Esso Belgium, an affiliate of petrochemical giant ExxonMobil, has announced it will be converting higher sulphur residual oils into fuel for transport, including for commercial shipping, at its refinery in Antwerp. The move follows tests on a new ultra-low sulphur fuel in conjunction with logistics provider Wallenius Wilhelmsen Logistics (WWL) and comes ahead of next year’s regulation limiting sulphur content used by ships in waters around northern Europe to 0.5%.
“WWL has long experience working with low sulphur fuels, starting with our voluntary low sulphur fuels policy over a decade ago,” said a spokesperson for the company. “As part of our four-stream approach to compliance with new and coming sulphur regulations, WWL has been advocating the development of ultra-low sulphur fuel for the past few years.”
Along with bunker oil with a 0.5% sulphur content provided by the refineries, that four-stream approach includes alternative energy sources, such as liquefied natural gas (LNG), biodiesel and solar power, as well as the use of exhaust cleaning systems (scrubbers) and distillates such as marine gas oil.
“We were very happy to be able to support Exxon with the testing of their product,” continued the spokesperson. “The fuel was tested first in the auxiliary engines of our vessel, and when those tests were successful, in the main engines of the Tonseberg. Everything ran as intended there.”
According to ExxonMobil, it is investing more than $1 billion to install a delayed coker unit at the Antwerp refinery to meet energy needs throughout northwest Europe. It brings investment in the refinery to $2 billion in less than a decade.
Delivering cleaner fuels
Though not specified by ExxonMobil, northwest Europe is the region affected by new sulphur emissions regulations that are being enforced from January next year (AL passim). Sulphur emissions will be limited by EU regulation to 0.1% in the Baltic Sea, North Sea and English Channel from beginning of 2015.
“In addition to enhancing ExxonMobil’s strongly performing Antwerp facility, the new delayed coker unit will further strengthen ExxonMobil’s integrated downstream and chemical portfolio in northwest Europe to better compete in the challenging global industry environment,” said Stephen Hart, regional director of ExxonMobil Refining & Supply Company. “This investment will add to our product slate at the Antwerp refinery and deliver much needed cleaner diesel to our European customers.”
A report in maritime news source gCaptain states that the Antwerp refinery will be making an ultra-low sulphur HDME 50 marine bunker fuel. The fuel shares some of the best properties of both distillate fuel and heavy fuel oil according to the source.

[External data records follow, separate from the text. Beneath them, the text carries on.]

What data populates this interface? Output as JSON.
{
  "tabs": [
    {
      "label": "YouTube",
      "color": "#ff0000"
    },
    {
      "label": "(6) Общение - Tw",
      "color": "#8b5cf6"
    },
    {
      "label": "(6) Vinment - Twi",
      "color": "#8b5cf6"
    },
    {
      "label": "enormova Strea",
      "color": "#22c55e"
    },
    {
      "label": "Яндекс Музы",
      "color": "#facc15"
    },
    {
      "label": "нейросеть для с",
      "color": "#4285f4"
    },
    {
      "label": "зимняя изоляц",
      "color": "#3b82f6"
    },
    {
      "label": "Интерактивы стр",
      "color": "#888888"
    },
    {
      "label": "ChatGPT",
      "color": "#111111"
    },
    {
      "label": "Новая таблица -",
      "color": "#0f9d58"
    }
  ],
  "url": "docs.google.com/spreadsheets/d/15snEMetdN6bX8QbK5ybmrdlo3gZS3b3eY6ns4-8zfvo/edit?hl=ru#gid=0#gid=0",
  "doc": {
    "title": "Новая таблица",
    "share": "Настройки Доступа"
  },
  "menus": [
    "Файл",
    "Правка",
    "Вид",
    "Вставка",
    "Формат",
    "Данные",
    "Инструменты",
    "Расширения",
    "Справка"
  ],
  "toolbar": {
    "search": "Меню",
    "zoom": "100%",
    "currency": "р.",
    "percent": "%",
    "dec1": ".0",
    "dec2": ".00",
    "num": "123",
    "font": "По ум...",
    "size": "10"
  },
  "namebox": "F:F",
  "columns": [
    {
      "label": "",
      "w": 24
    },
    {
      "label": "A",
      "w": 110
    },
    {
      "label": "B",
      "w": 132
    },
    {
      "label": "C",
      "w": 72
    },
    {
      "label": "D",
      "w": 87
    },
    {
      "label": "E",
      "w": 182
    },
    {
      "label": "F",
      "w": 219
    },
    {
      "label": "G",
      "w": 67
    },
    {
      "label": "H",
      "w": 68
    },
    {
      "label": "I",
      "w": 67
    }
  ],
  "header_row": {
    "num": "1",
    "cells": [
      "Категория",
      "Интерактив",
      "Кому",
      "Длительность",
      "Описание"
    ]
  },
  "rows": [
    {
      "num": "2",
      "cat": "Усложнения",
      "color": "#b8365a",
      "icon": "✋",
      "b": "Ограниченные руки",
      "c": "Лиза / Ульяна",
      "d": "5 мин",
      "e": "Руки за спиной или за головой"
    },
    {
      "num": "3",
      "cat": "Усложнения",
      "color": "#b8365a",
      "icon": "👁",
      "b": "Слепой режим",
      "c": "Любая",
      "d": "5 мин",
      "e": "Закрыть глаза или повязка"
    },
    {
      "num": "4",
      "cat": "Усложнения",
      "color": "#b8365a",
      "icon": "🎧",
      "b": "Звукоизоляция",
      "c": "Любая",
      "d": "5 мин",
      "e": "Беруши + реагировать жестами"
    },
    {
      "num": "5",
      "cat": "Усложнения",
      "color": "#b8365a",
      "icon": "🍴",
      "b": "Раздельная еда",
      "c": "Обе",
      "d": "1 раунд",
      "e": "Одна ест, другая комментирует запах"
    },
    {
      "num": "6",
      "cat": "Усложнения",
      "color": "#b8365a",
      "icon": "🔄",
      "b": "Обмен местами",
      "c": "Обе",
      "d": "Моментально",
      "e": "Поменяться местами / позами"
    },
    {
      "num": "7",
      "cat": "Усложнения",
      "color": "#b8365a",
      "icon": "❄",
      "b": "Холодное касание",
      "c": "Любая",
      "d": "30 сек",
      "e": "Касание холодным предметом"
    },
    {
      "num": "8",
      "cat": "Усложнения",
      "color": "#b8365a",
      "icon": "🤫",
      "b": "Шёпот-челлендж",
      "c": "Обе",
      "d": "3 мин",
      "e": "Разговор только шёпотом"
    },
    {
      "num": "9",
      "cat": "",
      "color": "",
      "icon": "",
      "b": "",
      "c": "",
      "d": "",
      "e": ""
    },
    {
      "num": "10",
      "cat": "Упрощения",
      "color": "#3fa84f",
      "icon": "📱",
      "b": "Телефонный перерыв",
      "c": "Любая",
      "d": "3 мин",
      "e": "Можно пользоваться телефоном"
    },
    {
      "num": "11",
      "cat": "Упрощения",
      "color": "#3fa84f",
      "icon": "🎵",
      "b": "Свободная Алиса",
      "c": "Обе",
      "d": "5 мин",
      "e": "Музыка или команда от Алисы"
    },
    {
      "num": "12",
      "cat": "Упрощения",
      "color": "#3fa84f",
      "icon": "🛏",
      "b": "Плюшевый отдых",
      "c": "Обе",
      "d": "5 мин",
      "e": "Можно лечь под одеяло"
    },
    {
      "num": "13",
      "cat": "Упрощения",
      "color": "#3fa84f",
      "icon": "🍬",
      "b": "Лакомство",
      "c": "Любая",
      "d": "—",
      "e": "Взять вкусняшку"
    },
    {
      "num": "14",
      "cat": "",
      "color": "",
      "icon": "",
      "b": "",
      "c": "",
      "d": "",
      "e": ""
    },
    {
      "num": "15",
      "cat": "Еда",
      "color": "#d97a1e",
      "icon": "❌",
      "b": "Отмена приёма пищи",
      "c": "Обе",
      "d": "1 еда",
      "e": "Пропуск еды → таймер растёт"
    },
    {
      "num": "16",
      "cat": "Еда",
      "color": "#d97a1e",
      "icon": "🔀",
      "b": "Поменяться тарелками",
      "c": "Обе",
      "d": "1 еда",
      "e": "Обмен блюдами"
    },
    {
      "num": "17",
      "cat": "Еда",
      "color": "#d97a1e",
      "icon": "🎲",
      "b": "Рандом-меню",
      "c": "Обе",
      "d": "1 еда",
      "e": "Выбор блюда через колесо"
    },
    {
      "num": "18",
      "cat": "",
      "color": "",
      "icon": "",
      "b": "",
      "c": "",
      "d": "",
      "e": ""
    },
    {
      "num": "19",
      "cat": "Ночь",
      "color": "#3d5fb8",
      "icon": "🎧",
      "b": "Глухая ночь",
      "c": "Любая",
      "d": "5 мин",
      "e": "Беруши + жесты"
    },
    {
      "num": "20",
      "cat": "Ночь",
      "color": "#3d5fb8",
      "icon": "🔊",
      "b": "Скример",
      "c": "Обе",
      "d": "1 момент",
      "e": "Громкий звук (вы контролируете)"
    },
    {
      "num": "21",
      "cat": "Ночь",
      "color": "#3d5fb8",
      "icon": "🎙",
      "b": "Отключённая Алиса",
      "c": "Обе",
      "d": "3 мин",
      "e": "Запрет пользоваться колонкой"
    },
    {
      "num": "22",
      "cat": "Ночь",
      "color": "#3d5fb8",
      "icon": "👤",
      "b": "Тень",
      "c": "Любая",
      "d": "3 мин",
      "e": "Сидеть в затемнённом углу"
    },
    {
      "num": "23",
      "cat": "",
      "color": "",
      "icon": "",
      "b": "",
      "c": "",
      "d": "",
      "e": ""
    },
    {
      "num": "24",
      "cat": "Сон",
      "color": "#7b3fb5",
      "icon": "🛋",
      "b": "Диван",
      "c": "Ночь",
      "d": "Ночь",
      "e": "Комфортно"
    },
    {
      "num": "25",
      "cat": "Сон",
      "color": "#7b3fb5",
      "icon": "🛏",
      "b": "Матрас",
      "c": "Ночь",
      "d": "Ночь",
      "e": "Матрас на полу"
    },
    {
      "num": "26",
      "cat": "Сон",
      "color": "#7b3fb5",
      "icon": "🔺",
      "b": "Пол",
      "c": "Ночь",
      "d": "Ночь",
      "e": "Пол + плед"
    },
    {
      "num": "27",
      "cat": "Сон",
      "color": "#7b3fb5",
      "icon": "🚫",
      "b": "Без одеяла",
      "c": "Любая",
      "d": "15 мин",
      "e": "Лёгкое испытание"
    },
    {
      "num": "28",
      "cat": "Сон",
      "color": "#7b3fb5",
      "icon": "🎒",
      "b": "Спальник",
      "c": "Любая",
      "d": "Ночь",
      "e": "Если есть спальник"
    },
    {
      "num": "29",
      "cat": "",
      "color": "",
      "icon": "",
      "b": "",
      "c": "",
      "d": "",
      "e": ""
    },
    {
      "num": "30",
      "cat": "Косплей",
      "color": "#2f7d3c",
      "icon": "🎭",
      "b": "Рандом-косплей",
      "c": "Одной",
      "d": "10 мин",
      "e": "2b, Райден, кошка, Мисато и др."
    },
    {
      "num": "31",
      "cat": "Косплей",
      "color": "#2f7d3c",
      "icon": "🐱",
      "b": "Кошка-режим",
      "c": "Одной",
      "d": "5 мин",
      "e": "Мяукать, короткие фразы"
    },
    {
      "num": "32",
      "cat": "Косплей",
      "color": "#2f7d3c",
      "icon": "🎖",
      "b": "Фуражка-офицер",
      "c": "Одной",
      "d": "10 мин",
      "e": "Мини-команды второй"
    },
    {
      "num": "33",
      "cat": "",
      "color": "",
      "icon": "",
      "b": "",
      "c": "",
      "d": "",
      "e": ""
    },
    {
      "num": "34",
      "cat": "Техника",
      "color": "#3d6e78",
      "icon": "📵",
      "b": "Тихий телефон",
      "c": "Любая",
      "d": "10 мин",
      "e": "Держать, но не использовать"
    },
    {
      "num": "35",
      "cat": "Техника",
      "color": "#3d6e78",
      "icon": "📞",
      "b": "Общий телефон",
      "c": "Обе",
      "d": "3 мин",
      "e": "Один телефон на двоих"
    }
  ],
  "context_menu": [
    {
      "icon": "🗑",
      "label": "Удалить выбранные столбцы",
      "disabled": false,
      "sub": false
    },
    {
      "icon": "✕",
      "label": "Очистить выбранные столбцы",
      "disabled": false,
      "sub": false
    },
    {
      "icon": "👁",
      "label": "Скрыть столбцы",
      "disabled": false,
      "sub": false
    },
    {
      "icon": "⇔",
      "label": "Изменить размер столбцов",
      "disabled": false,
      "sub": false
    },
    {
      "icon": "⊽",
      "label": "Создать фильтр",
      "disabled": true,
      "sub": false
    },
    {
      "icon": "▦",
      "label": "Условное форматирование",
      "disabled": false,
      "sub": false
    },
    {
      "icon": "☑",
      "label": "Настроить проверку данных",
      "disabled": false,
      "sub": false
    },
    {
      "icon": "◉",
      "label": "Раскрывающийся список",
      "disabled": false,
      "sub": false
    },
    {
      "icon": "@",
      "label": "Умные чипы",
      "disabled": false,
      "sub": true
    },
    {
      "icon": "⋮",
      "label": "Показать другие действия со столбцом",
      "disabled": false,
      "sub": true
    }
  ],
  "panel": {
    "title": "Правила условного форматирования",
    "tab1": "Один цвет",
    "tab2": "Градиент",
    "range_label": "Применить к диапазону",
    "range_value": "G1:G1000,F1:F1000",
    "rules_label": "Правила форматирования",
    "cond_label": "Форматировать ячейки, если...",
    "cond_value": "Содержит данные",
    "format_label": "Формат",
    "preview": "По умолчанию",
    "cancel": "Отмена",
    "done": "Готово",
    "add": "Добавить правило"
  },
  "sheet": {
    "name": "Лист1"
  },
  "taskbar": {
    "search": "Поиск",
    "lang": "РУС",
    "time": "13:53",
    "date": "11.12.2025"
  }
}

WWL has previously indicated the need for refineries to get involved with finding solutions to the demand for reduced sulphur emissions in ocean transport. At the Automotive Logistics Russia conference held in Moscow in June this year Erik Noeklebye, recently appointed head of Commercial for the company’s Atlantic East business region, said that the company was pursuing global discussions with politicians designed to get ‘upstream’ solutions, including those that involved the refineries.

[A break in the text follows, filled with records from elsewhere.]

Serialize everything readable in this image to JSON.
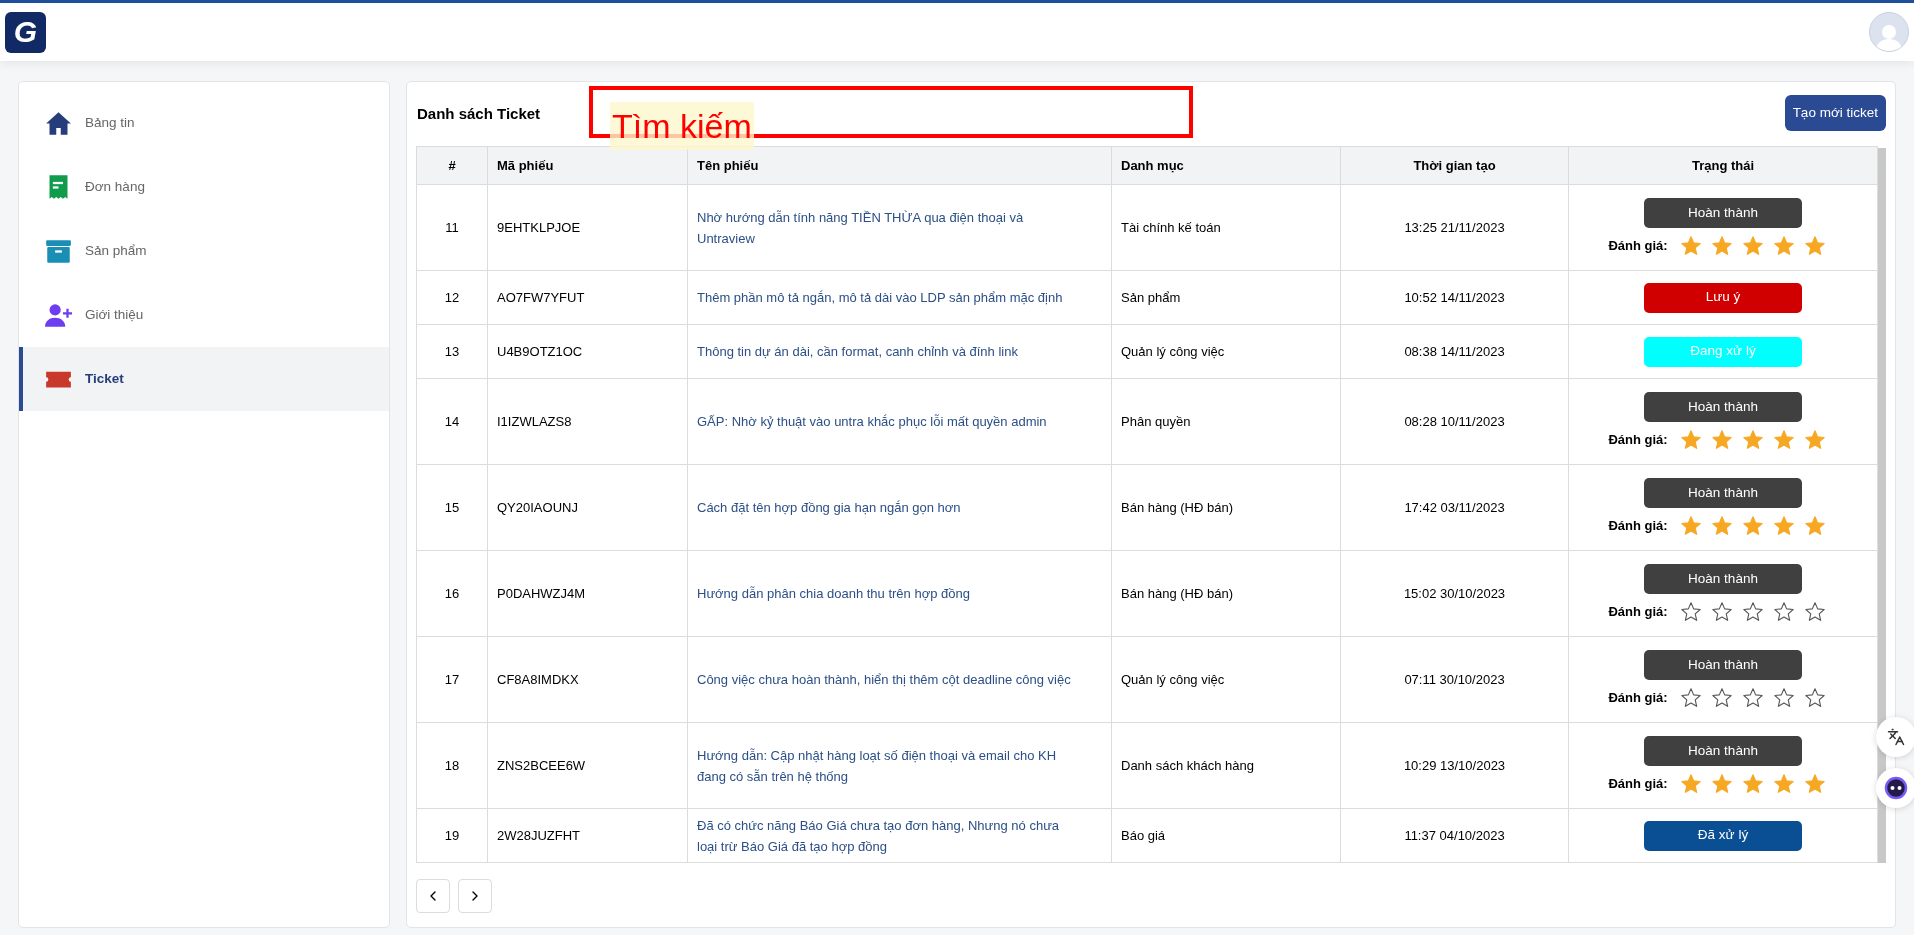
{
  "header": {
    "logo_text": "G"
  },
  "sidebar": {
    "items": [
      {
        "label": "Bảng tin",
        "kind": "home",
        "selected": false
      },
      {
        "label": "Đơn hàng",
        "kind": "receipt",
        "selected": false
      },
      {
        "label": "Sản phẩm",
        "kind": "archive",
        "selected": false
      },
      {
        "label": "Giới thiệu",
        "kind": "user",
        "selected": false
      },
      {
        "label": "Ticket",
        "kind": "ticket",
        "selected": true
      }
    ]
  },
  "main": {
    "title": "Danh sách Ticket",
    "annotation": {
      "label": "Tìm kiếm"
    },
    "create_button": "Tạo mới ticket",
    "table": {
      "columns": [
        "#",
        "Mã phiếu",
        "Tên phiếu",
        "Danh mục",
        "Thời gian tạo",
        "Trạng thái"
      ],
      "rows": [
        {
          "no": "11",
          "code": "9EHTKLPJOE",
          "name": "Nhờ hướng dẫn tính năng TIỀN THỪA qua điện thoại và Untraview",
          "category": "Tài chính kế toán",
          "created": "13:25 21/11/2023",
          "status": {
            "label": "Hoàn thành",
            "color": "#404040"
          },
          "rating": {
            "label": "Đánh giá:",
            "stars": 5
          }
        },
        {
          "no": "12",
          "code": "AO7FW7YFUT",
          "name": "Thêm phần mô tả ngắn, mô tả dài vào LDP sản phẩm mặc định",
          "category": "Sản phẩm",
          "created": "10:52 14/11/2023",
          "status": {
            "label": "Lưu ý",
            "color": "#d00000"
          }
        },
        {
          "no": "13",
          "code": "U4B9OTZ1OC",
          "name": "Thông tin dự án dài, cần format, canh chỉnh và đính link",
          "category": "Quản lý công việc",
          "created": "08:38 14/11/2023",
          "status": {
            "label": "Đang xử lý",
            "color": "#00ffff"
          }
        },
        {
          "no": "14",
          "code": "I1IZWLAZS8",
          "name": "GẤP: Nhờ kỷ thuật vào untra khắc phục lỗi mất quyền admin",
          "category": "Phân quyền",
          "created": "08:28 10/11/2023",
          "status": {
            "label": "Hoàn thành",
            "color": "#404040"
          },
          "rating": {
            "label": "Đánh giá:",
            "stars": 5
          }
        },
        {
          "no": "15",
          "code": "QY20IAOUNJ",
          "name": "Cách đặt tên hợp đồng gia hạn ngắn gọn hơn",
          "category": "Bán hàng (HĐ bán)",
          "created": "17:42 03/11/2023",
          "status": {
            "label": "Hoàn thành",
            "color": "#404040"
          },
          "rating": {
            "label": "Đánh giá:",
            "stars": 5
          }
        },
        {
          "no": "16",
          "code": "P0DAHWZJ4M",
          "name": "Hướng dẫn phân chia doanh thu trên hợp đồng",
          "category": "Bán hàng (HĐ bán)",
          "created": "15:02 30/10/2023",
          "status": {
            "label": "Hoàn thành",
            "color": "#404040"
          },
          "rating": {
            "label": "Đánh giá:",
            "stars": 0
          }
        },
        {
          "no": "17",
          "code": "CF8A8IMDKX",
          "name": "Công việc chưa hoàn thành, hiển thị thêm cột deadline công việc",
          "category": "Quản lý công việc",
          "created": "07:11 30/10/2023",
          "status": {
            "label": "Hoàn thành",
            "color": "#404040"
          },
          "rating": {
            "label": "Đánh giá:",
            "stars": 0
          }
        },
        {
          "no": "18",
          "code": "ZNS2BCEE6W",
          "name": "Hướng dẫn: Cập nhật hàng loạt số điện thoại và email cho KH đang có sẵn trên hệ thống",
          "category": "Danh sách khách hàng",
          "created": "10:29 13/10/2023",
          "status": {
            "label": "Hoàn thành",
            "color": "#404040"
          },
          "rating": {
            "label": "Đánh giá:",
            "stars": 5
          }
        },
        {
          "no": "19",
          "code": "2W28JUZFHT",
          "name": "Đã có chức năng Báo Giá chưa tạo đơn hàng, Nhưng nó chưa loại trừ Báo Giá đã tạo hợp đồng",
          "category": "Báo giá",
          "created": "11:37 04/10/2023",
          "status": {
            "label": "Đã xử lý",
            "color": "#0a4f94"
          }
        }
      ]
    }
  }
}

Those points echoed similar ones made two years ago by WWL’s previous CEO, Arild Iversen, who said the best solution to the forthcoming sulphur emission control areas (SECAs) would be desulphurised heavy fuel oil. After company research, Iversen said the best route would be to remove the problem at its source, at the refineries producing the fuel.